PROBLEM TO SOLVE
Please copy the data exactly as it stands, minus the images.
** THE RECORDS follows **
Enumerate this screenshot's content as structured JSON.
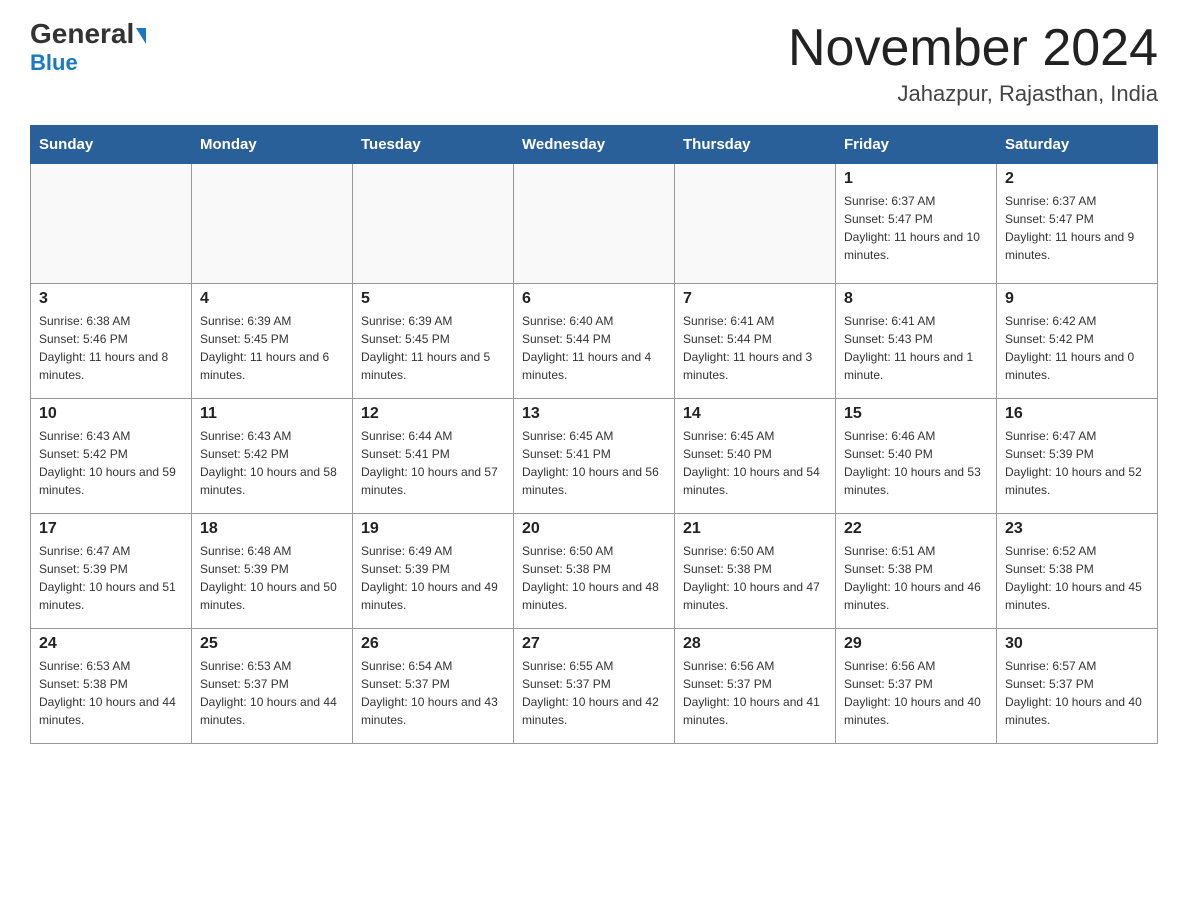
{
  "header": {
    "logo_main": "General",
    "logo_blue": "Blue",
    "month": "November 2024",
    "location": "Jahazpur, Rajasthan, India"
  },
  "days_of_week": [
    "Sunday",
    "Monday",
    "Tuesday",
    "Wednesday",
    "Thursday",
    "Friday",
    "Saturday"
  ],
  "weeks": [
    [
      {
        "day": "",
        "info": ""
      },
      {
        "day": "",
        "info": ""
      },
      {
        "day": "",
        "info": ""
      },
      {
        "day": "",
        "info": ""
      },
      {
        "day": "",
        "info": ""
      },
      {
        "day": "1",
        "info": "Sunrise: 6:37 AM\nSunset: 5:47 PM\nDaylight: 11 hours and 10 minutes."
      },
      {
        "day": "2",
        "info": "Sunrise: 6:37 AM\nSunset: 5:47 PM\nDaylight: 11 hours and 9 minutes."
      }
    ],
    [
      {
        "day": "3",
        "info": "Sunrise: 6:38 AM\nSunset: 5:46 PM\nDaylight: 11 hours and 8 minutes."
      },
      {
        "day": "4",
        "info": "Sunrise: 6:39 AM\nSunset: 5:45 PM\nDaylight: 11 hours and 6 minutes."
      },
      {
        "day": "5",
        "info": "Sunrise: 6:39 AM\nSunset: 5:45 PM\nDaylight: 11 hours and 5 minutes."
      },
      {
        "day": "6",
        "info": "Sunrise: 6:40 AM\nSunset: 5:44 PM\nDaylight: 11 hours and 4 minutes."
      },
      {
        "day": "7",
        "info": "Sunrise: 6:41 AM\nSunset: 5:44 PM\nDaylight: 11 hours and 3 minutes."
      },
      {
        "day": "8",
        "info": "Sunrise: 6:41 AM\nSunset: 5:43 PM\nDaylight: 11 hours and 1 minute."
      },
      {
        "day": "9",
        "info": "Sunrise: 6:42 AM\nSunset: 5:42 PM\nDaylight: 11 hours and 0 minutes."
      }
    ],
    [
      {
        "day": "10",
        "info": "Sunrise: 6:43 AM\nSunset: 5:42 PM\nDaylight: 10 hours and 59 minutes."
      },
      {
        "day": "11",
        "info": "Sunrise: 6:43 AM\nSunset: 5:42 PM\nDaylight: 10 hours and 58 minutes."
      },
      {
        "day": "12",
        "info": "Sunrise: 6:44 AM\nSunset: 5:41 PM\nDaylight: 10 hours and 57 minutes."
      },
      {
        "day": "13",
        "info": "Sunrise: 6:45 AM\nSunset: 5:41 PM\nDaylight: 10 hours and 56 minutes."
      },
      {
        "day": "14",
        "info": "Sunrise: 6:45 AM\nSunset: 5:40 PM\nDaylight: 10 hours and 54 minutes."
      },
      {
        "day": "15",
        "info": "Sunrise: 6:46 AM\nSunset: 5:40 PM\nDaylight: 10 hours and 53 minutes."
      },
      {
        "day": "16",
        "info": "Sunrise: 6:47 AM\nSunset: 5:39 PM\nDaylight: 10 hours and 52 minutes."
      }
    ],
    [
      {
        "day": "17",
        "info": "Sunrise: 6:47 AM\nSunset: 5:39 PM\nDaylight: 10 hours and 51 minutes."
      },
      {
        "day": "18",
        "info": "Sunrise: 6:48 AM\nSunset: 5:39 PM\nDaylight: 10 hours and 50 minutes."
      },
      {
        "day": "19",
        "info": "Sunrise: 6:49 AM\nSunset: 5:39 PM\nDaylight: 10 hours and 49 minutes."
      },
      {
        "day": "20",
        "info": "Sunrise: 6:50 AM\nSunset: 5:38 PM\nDaylight: 10 hours and 48 minutes."
      },
      {
        "day": "21",
        "info": "Sunrise: 6:50 AM\nSunset: 5:38 PM\nDaylight: 10 hours and 47 minutes."
      },
      {
        "day": "22",
        "info": "Sunrise: 6:51 AM\nSunset: 5:38 PM\nDaylight: 10 hours and 46 minutes."
      },
      {
        "day": "23",
        "info": "Sunrise: 6:52 AM\nSunset: 5:38 PM\nDaylight: 10 hours and 45 minutes."
      }
    ],
    [
      {
        "day": "24",
        "info": "Sunrise: 6:53 AM\nSunset: 5:38 PM\nDaylight: 10 hours and 44 minutes."
      },
      {
        "day": "25",
        "info": "Sunrise: 6:53 AM\nSunset: 5:37 PM\nDaylight: 10 hours and 44 minutes."
      },
      {
        "day": "26",
        "info": "Sunrise: 6:54 AM\nSunset: 5:37 PM\nDaylight: 10 hours and 43 minutes."
      },
      {
        "day": "27",
        "info": "Sunrise: 6:55 AM\nSunset: 5:37 PM\nDaylight: 10 hours and 42 minutes."
      },
      {
        "day": "28",
        "info": "Sunrise: 6:56 AM\nSunset: 5:37 PM\nDaylight: 10 hours and 41 minutes."
      },
      {
        "day": "29",
        "info": "Sunrise: 6:56 AM\nSunset: 5:37 PM\nDaylight: 10 hours and 40 minutes."
      },
      {
        "day": "30",
        "info": "Sunrise: 6:57 AM\nSunset: 5:37 PM\nDaylight: 10 hours and 40 minutes."
      }
    ]
  ]
}
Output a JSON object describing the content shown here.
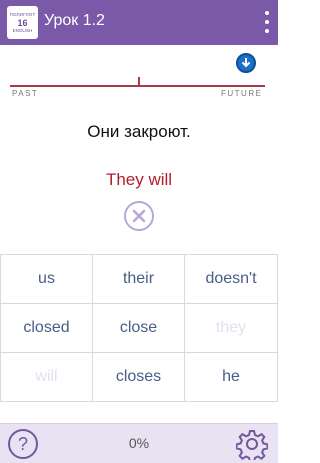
{
  "appbar": {
    "logo_line1": "ПОЛИГЛОТ",
    "logo_line2": "16",
    "logo_line3": "ENGLISH",
    "title": "Урок 1.2"
  },
  "timeline": {
    "left_label": "PAST",
    "right_label": "FUTURE"
  },
  "exercise": {
    "sentence": "Они закроют.",
    "answer": "They will"
  },
  "word_grid": [
    {
      "label": "us",
      "used": false
    },
    {
      "label": "their",
      "used": false
    },
    {
      "label": "doesn't",
      "used": false
    },
    {
      "label": "closed",
      "used": false
    },
    {
      "label": "close",
      "used": false
    },
    {
      "label": "they",
      "used": true
    },
    {
      "label": "will",
      "used": true
    },
    {
      "label": "closes",
      "used": false
    },
    {
      "label": "he",
      "used": false
    }
  ],
  "bottombar": {
    "help_label": "?",
    "progress_text": "0%"
  },
  "colors": {
    "appbar": "#7a5aa8",
    "answer": "#b11f2e",
    "timeline": "#a83a4a",
    "word": "#4a5c8a"
  },
  "icons": [
    "more-vert-icon",
    "download-arrow-icon",
    "clear-x-icon",
    "question-icon",
    "gear-icon"
  ]
}
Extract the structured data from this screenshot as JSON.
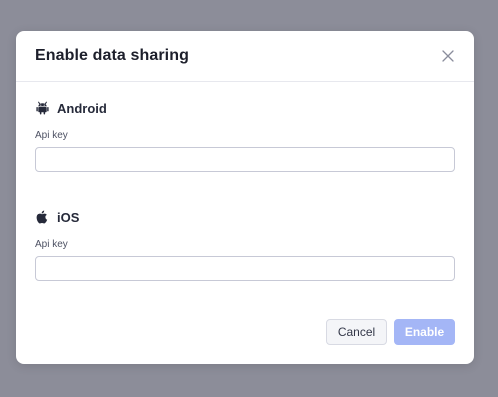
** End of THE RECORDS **
RESULT FOR THIS EXERCISE
Enumerate this screenshot's content as structured JSON.
{
  "header": {
    "logo_main": "General",
    "logo_blue": "Blue",
    "month": "November 2024",
    "location": "Jahazpur, Rajasthan, India"
  },
  "days_of_week": [
    "Sunday",
    "Monday",
    "Tuesday",
    "Wednesday",
    "Thursday",
    "Friday",
    "Saturday"
  ],
  "weeks": [
    [
      {
        "day": "",
        "info": ""
      },
      {
        "day": "",
        "info": ""
      },
      {
        "day": "",
        "info": ""
      },
      {
        "day": "",
        "info": ""
      },
      {
        "day": "",
        "info": ""
      },
      {
        "day": "1",
        "info": "Sunrise: 6:37 AM\nSunset: 5:47 PM\nDaylight: 11 hours and 10 minutes."
      },
      {
        "day": "2",
        "info": "Sunrise: 6:37 AM\nSunset: 5:47 PM\nDaylight: 11 hours and 9 minutes."
      }
    ],
    [
      {
        "day": "3",
        "info": "Sunrise: 6:38 AM\nSunset: 5:46 PM\nDaylight: 11 hours and 8 minutes."
      },
      {
        "day": "4",
        "info": "Sunrise: 6:39 AM\nSunset: 5:45 PM\nDaylight: 11 hours and 6 minutes."
      },
      {
        "day": "5",
        "info": "Sunrise: 6:39 AM\nSunset: 5:45 PM\nDaylight: 11 hours and 5 minutes."
      },
      {
        "day": "6",
        "info": "Sunrise: 6:40 AM\nSunset: 5:44 PM\nDaylight: 11 hours and 4 minutes."
      },
      {
        "day": "7",
        "info": "Sunrise: 6:41 AM\nSunset: 5:44 PM\nDaylight: 11 hours and 3 minutes."
      },
      {
        "day": "8",
        "info": "Sunrise: 6:41 AM\nSunset: 5:43 PM\nDaylight: 11 hours and 1 minute."
      },
      {
        "day": "9",
        "info": "Sunrise: 6:42 AM\nSunset: 5:42 PM\nDaylight: 11 hours and 0 minutes."
      }
    ],
    [
      {
        "day": "10",
        "info": "Sunrise: 6:43 AM\nSunset: 5:42 PM\nDaylight: 10 hours and 59 minutes."
      },
      {
        "day": "11",
        "info": "Sunrise: 6:43 AM\nSunset: 5:42 PM\nDaylight: 10 hours and 58 minutes."
      },
      {
        "day": "12",
        "info": "Sunrise: 6:44 AM\nSunset: 5:41 PM\nDaylight: 10 hours and 57 minutes."
      },
      {
        "day": "13",
        "info": "Sunrise: 6:45 AM\nSunset: 5:41 PM\nDaylight: 10 hours and 56 minutes."
      },
      {
        "day": "14",
        "info": "Sunrise: 6:45 AM\nSunset: 5:40 PM\nDaylight: 10 hours and 54 minutes."
      },
      {
        "day": "15",
        "info": "Sunrise: 6:46 AM\nSunset: 5:40 PM\nDaylight: 10 hours and 53 minutes."
      },
      {
        "day": "16",
        "info": "Sunrise: 6:47 AM\nSunset: 5:39 PM\nDaylight: 10 hours and 52 minutes."
      }
    ],
    [
      {
        "day": "17",
        "info": "Sunrise: 6:47 AM\nSunset: 5:39 PM\nDaylight: 10 hours and 51 minutes."
      },
      {
        "day": "18",
        "info": "Sunrise: 6:48 AM\nSunset: 5:39 PM\nDaylight: 10 hours and 50 minutes."
      },
      {
        "day": "19",
        "info": "Sunrise: 6:49 AM\nSunset: 5:39 PM\nDaylight: 10 hours and 49 minutes."
      },
      {
        "day": "20",
        "info": "Sunrise: 6:50 AM\nSunset: 5:38 PM\nDaylight: 10 hours and 48 minutes."
      },
      {
        "day": "21",
        "info": "Sunrise: 6:50 AM\nSunset: 5:38 PM\nDaylight: 10 hours and 47 minutes."
      },
      {
        "day": "22",
        "info": "Sunrise: 6:51 AM\nSunset: 5:38 PM\nDaylight: 10 hours and 46 minutes."
      },
      {
        "day": "23",
        "info": "Sunrise: 6:52 AM\nSunset: 5:38 PM\nDaylight: 10 hours and 45 minutes."
      }
    ],
    [
      {
        "day": "24",
        "info": "Sunrise: 6:53 AM\nSunset: 5:38 PM\nDaylight: 10 hours and 44 minutes."
      },
      {
        "day": "25",
        "info": "Sunrise: 6:53 AM\nSunset: 5:37 PM\nDaylight: 10 hours and 44 minutes."
      },
      {
        "day": "26",
        "info": "Sunrise: 6:54 AM\nSunset: 5:37 PM\nDaylight: 10 hours and 43 minutes."
      },
      {
        "day": "27",
        "info": "Sunrise: 6:55 AM\nSunset: 5:37 PM\nDaylight: 10 hours and 42 minutes."
      },
      {
        "day": "28",
        "info": "Sunrise: 6:56 AM\nSunset: 5:37 PM\nDaylight: 10 hours and 41 minutes."
      },
      {
        "day": "29",
        "info": "Sunrise: 6:56 AM\nSunset: 5:37 PM\nDaylight: 10 hours and 40 minutes."
      },
      {
        "day": "30",
        "info": "Sunrise: 6:57 AM\nSunset: 5:37 PM\nDaylight: 10 hours and 40 minutes."
      }
    ]
  ]
}
Output a JSON object describing the content shown here.
{
  "appbar": {
    "logo_line1": "ПОЛИГЛОТ",
    "logo_line2": "16",
    "logo_line3": "ENGLISH",
    "title": "Урок 1.2"
  },
  "timeline": {
    "left_label": "PAST",
    "right_label": "FUTURE"
  },
  "exercise": {
    "sentence": "Они закроют.",
    "answer": "They will"
  },
  "word_grid": [
    {
      "label": "us",
      "used": false
    },
    {
      "label": "their",
      "used": false
    },
    {
      "label": "doesn't",
      "used": false
    },
    {
      "label": "closed",
      "used": false
    },
    {
      "label": "close",
      "used": false
    },
    {
      "label": "they",
      "used": true
    },
    {
      "label": "will",
      "used": true
    },
    {
      "label": "closes",
      "used": false
    },
    {
      "label": "he",
      "used": false
    }
  ],
  "bottombar": {
    "help_label": "?",
    "progress_text": "0%"
  },
  "colors": {
    "appbar": "#7a5aa8",
    "answer": "#b11f2e",
    "timeline": "#a83a4a",
    "word": "#4a5c8a"
  },
  "icons": [
    "more-vert-icon",
    "download-arrow-icon",
    "clear-x-icon",
    "question-icon",
    "gear-icon"
  ]
}
Extract the structured data from this screenshot as JSON.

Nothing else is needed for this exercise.